LONDON — Around 400 pieces from David Bowie’s private art and furniture collection, including work by Marcel Duchamp, Henry Moore, Damien Hirst and Jean-Michel Basquiat, will go on sale at Sotheby’s here in November. The sale will be preceded by a three-week exhibition from July 20 to Aug. 9; the exhibition will then travel to Los Angeles, New York and Hong Kong.
Mr. Bowie, who died in January, studied art in high school before turning to music full time, and remained passionately interested in art throughout his life.
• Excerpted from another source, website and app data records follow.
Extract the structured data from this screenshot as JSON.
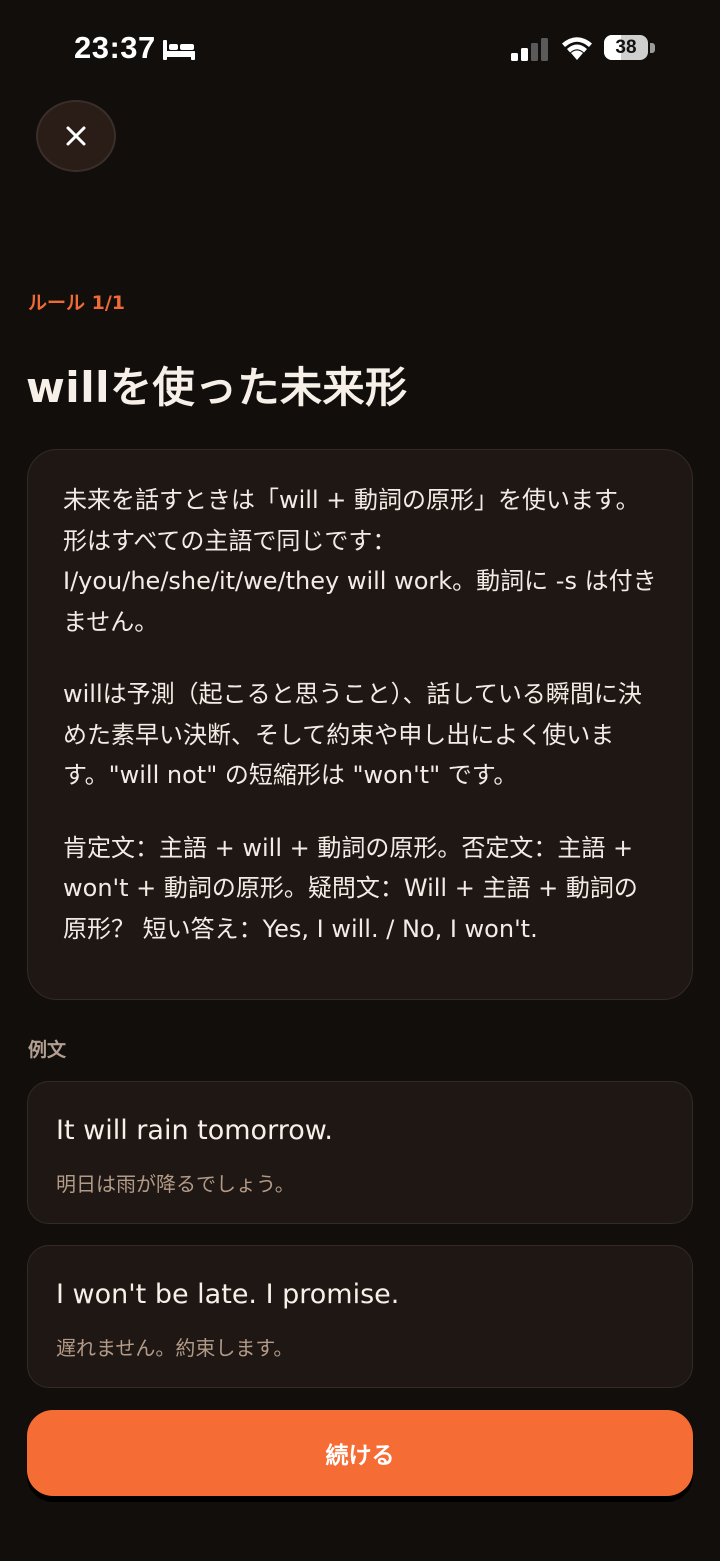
{
  "status_bar": {
    "time": "23:37",
    "battery_level": "38",
    "battery_fraction": 0.38
  },
  "header": {
    "close_icon": "close-icon",
    "rule_counter": "ルール 1/1",
    "title": "willを使った未来形"
  },
  "explanation": {
    "paragraphs": [
      "未来を話すときは「will + 動詞の原形」を使います。形はすべての主語で同じです：I/you/he/she/it/we/they will work。動詞に -s は付きません。",
      "willは予測（起こると思うこと）、話している瞬間に決めた素早い決断、そして約束や申し出によく使います。\"will not\" の短縮形は \"won't\" です。",
      "肯定文：主語 + will + 動詞の原形。否定文：主語 + won't + 動詞の原形。疑問文：Will + 主語 + 動詞の原形？ 短い答え：Yes, I will. / No, I won't."
    ]
  },
  "examples": {
    "label": "例文",
    "items": [
      {
        "en": "It will rain tomorrow.",
        "ja": "明日は雨が降るでしょう。"
      },
      {
        "en": "I won't be late. I promise.",
        "ja": "遅れません。約束します。"
      }
    ]
  },
  "footer": {
    "continue_label": "続ける"
  },
  "colors": {
    "background": "#120e0c",
    "card": "#1f1713",
    "accent": "#f56d35",
    "rule_counter": "#ef6a34"
  }
}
He integrated it into his music and performances through costumes, video design and album design.
In 1994 he joined the editorial board of the magazine Modern Painters, for which he interviewed many art world figures, including Balthus, Mr. Hirst, Tracey Emin, Jeff Koons and Julian Schnabel.“He was an amazing intellect and had a very good take on art,” Karen Wright, then the editor of Modern Painters, said in an interview a few days after Mr. Bowie’s death. “I think his tastes evolved a lot over the years; he was quite conservative at the start, but became more adventurous.
Mr. Bowie spent much of his time in the 1990s creating his own art, producing paintings, drawings and sculpture, which he occasionally exhibited. None of his own works are in the Sotheby’s sale, which highlights his collection of modern and contemporary British art, with paintings by John Virtue, Stanley Spencer, Leon Kossoff and Patrick Caulfield, as well as work by contemporary African artists and pieces of outsider art.
Mr. Bowie also owned pieces by major international figures: Duchamp’s sculpture “A Bruit Secret,” two Hirst “spin” paintings and Basquiat’s “Air Power” will be on sale, as will 120 items of 20th-century furniture and sculpture, including a 1960s stereo cabinet by Achille and Pier Giacomo Castiglioni.The auction is expected to fetch more than 10 million pounds ($13.2 million). The proceeds will go to Mr. Bowie’s family….